Page 1 of Ep.01 storyboard
I'm calling this switch from the film to the webisodes a "pivot" rather than "quitting" because I'm leaving the film temporarily. I love ATS and WILL complete it. I just can't complete it now so it makes sense to work on something I can complete now. As long as I'm working on any project, I'm improving my skills, learning more about Toon Boom Animate Pro and getting closer to fulfilling my vision as I see it.
Coming soon: a rough version of some of Episode 1!
Falling in love with John J. Boulet’s work inspired me to make my own web comic. To set it apart stylistically, I decided I’d ink it with a crow quill pen (the best way to get a variety of line widths) and color it with watercolor. But how to start?
First, I researched what the pros do. The old Famous Artists Course said to use a Gillott 170 and 290 nibs so I bought those first. Then I discovered a recommendation from Dave Sim’s book “Cerebus Guide to Self Publishing”. In it he explains in detail how to use a crow quill pen and specifically that a Hunt 102 nib was used for Cerebus. So I bought that, too!
Second, after buying the nibs (and the appropriate pen handles and waterproof ink), I downloaded practice exercises for the pen found from an Internet search. From what I’ve learned, using a crow quill pen is like anything else…a matter of practice.
Surprisingly, drawing all of these lines with the three different nibs isn’t monotonous. I enjoy the sensation of drawing with it and look forward to using these wonderful tools to enhance and set apart my comics.
While working on the scene 28 of Adult Toy Story, I realized that it would be a nice touch to have some steam floating around. After all, Honey’s deeply involved in her shower so of course there’d be steam!

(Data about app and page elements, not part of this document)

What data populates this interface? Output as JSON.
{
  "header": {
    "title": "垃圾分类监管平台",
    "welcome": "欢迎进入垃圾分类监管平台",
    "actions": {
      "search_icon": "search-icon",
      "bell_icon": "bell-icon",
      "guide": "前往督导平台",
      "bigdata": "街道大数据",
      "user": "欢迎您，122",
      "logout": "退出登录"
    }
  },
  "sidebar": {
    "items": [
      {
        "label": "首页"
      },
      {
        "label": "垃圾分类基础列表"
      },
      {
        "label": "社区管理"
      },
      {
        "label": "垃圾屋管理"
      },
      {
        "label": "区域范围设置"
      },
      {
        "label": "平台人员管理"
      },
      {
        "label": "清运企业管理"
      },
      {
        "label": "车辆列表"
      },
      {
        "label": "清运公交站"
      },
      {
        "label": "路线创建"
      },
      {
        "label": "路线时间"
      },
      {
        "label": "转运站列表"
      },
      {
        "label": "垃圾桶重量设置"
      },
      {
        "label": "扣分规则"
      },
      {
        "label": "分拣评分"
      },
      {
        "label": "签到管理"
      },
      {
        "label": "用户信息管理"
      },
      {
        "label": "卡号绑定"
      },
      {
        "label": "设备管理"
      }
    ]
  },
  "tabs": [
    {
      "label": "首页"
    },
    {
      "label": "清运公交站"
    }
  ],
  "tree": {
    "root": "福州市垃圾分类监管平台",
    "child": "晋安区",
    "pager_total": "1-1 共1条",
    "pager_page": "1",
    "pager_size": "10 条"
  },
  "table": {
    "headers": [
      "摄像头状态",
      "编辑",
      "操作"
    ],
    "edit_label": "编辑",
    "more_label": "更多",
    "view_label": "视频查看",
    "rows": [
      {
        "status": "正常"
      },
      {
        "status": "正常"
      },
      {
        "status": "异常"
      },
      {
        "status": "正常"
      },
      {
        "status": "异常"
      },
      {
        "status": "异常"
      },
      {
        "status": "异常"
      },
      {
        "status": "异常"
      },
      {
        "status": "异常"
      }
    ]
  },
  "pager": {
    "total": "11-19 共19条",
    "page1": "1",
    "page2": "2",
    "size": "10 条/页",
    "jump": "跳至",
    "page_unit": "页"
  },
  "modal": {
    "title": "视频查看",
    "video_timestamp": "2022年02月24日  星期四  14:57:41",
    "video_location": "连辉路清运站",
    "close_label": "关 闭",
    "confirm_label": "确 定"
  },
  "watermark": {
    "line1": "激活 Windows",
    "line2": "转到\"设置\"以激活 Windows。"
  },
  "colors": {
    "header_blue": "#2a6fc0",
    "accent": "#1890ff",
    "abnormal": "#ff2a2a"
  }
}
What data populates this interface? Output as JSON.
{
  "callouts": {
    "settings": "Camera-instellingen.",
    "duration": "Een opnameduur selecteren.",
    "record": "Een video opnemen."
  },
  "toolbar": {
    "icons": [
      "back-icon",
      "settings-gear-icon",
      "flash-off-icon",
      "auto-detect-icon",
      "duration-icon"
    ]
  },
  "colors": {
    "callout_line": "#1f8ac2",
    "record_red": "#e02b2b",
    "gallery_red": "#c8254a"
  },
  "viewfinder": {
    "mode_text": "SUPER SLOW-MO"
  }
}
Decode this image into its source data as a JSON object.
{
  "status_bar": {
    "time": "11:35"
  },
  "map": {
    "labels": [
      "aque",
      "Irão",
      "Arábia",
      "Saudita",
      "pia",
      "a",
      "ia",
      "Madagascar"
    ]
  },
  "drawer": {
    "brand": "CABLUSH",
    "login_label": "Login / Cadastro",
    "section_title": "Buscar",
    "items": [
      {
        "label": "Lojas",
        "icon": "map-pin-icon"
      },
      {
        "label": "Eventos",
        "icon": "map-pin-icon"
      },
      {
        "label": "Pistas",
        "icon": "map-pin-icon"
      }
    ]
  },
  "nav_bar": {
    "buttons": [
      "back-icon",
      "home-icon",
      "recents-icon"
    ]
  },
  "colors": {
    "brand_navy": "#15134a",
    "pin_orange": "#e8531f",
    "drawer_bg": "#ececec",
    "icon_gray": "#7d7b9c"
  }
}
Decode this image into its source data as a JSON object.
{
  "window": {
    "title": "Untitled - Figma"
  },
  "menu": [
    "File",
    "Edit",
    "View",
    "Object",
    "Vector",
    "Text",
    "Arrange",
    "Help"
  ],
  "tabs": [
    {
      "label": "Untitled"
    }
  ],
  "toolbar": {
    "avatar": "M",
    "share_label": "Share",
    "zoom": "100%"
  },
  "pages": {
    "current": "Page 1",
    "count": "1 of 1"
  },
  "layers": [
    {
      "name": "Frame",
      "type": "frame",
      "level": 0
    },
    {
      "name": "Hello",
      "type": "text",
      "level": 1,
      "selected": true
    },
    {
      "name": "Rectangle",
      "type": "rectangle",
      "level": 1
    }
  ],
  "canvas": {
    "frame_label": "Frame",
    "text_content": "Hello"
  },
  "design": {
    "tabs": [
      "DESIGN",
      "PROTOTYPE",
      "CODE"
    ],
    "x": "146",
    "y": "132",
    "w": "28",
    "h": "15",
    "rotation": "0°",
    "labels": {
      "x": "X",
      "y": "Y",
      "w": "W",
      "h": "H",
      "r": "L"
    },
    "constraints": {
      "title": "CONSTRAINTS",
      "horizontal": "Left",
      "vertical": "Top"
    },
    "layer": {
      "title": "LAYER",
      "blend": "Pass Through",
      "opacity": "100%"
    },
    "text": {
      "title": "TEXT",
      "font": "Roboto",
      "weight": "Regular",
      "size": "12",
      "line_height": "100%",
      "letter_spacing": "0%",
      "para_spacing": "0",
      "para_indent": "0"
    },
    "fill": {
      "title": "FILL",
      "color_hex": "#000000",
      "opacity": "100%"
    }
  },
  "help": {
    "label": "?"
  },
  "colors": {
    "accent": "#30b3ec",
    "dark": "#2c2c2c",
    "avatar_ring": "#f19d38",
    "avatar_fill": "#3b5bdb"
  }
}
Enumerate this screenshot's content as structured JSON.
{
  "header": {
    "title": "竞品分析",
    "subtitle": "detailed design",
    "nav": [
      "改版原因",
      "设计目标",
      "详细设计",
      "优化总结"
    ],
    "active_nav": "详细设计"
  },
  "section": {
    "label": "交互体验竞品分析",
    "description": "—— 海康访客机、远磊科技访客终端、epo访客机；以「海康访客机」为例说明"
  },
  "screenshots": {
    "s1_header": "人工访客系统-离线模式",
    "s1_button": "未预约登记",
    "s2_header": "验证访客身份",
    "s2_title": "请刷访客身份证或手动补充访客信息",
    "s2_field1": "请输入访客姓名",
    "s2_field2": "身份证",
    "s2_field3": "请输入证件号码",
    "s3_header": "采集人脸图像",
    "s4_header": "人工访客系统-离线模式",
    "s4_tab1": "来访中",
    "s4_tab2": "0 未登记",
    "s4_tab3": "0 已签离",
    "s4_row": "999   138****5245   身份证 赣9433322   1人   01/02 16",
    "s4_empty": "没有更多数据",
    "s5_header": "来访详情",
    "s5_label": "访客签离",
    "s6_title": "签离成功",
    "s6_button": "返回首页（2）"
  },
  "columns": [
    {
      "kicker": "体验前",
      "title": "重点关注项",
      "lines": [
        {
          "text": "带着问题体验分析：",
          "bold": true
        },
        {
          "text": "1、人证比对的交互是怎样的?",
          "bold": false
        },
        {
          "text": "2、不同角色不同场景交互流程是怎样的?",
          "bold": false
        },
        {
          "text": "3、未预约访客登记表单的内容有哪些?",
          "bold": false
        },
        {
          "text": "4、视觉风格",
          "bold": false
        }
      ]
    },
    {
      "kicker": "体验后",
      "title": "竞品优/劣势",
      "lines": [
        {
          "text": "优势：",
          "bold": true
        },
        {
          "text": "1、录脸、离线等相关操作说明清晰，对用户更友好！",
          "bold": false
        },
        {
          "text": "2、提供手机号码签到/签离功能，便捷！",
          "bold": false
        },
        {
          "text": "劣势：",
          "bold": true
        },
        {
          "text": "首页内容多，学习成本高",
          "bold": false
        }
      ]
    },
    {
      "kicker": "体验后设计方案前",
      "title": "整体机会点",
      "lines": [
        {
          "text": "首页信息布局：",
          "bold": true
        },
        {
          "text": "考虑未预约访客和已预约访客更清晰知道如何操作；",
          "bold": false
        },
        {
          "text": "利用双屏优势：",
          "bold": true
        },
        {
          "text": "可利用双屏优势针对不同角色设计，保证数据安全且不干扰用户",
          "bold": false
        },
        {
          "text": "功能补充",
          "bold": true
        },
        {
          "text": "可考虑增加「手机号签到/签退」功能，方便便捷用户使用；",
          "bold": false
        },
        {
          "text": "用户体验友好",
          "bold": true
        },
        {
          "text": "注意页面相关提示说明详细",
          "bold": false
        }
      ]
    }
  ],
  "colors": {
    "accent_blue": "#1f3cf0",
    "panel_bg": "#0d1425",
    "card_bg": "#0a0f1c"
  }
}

Since this is an effect, I wanted the easiest way to do it. After looking into the Toon Boom Animate Pro templates, I didn’t find exactly for what I was looking.
A quick Internet search turned up a Flash tutorial. I assumed that since Flash and Animate Pro are similar that I could apply the approach. But it still didn’t give me the results I imagined.
The next best thing I found was a Photoshop tutorial. This was quick and worked as I imagined. Here’s what I did:
1. Before starting, I thought about the look I wanted and how best to achieve it. I’ve learned from past mistakes to not rush into any creative activity without knowing what I want.
2. I determined that the fastest and most effective approach would be to create one file. In Animate Pro, it would be on its own layer that would move upwards, animated in the program by simply establishing its start and end keyframes.
3. Once I knew how I was going to create this effect, I created a file in Photoshop whose width matched my film’s and enough height to allow for upward movement.
4. I set my foreground and background colors to the defaults, black and white.
5. I chose the Cloud filter.
6. I made the file into a layer and deleted the white.
7. I changed the opacity.
This file was then imported into Animate Pro and put on a layer at the top so it floats over everything else in the scene. I then clicked on the starting frame in the Timeline; placed the art at a starting point and keyframed it; clicked on the ending frame in the Timeline; dragged the art to its ending position and keyframed that.
I played the movement and made adjustments for timing until I liked it. Here’s the scene with just the various effects:
This Sunday I want to give thanks to Simon Stålenhag.
Stålenhag is an artist based in the countryside of Stockholm, Sweden. He has worked on films, commercials, book covers and video games. His paintings are simply extraordinary.
What makes Stålenhag s work so wonderful and exceptional is the imagination on display. He is clearly influenced by his countryside environment which often figures in his pieces. What sets his work apart is the juxtaposition of the countryside and familiar situations against robots and dinosaurs. Each picture captures a moment that encourages your own imagination to determine what happened before and after that moment. Every time I look at a Stålenhag painting, I can’t help but start imagining entire stories. His work is mesmerizing. Period.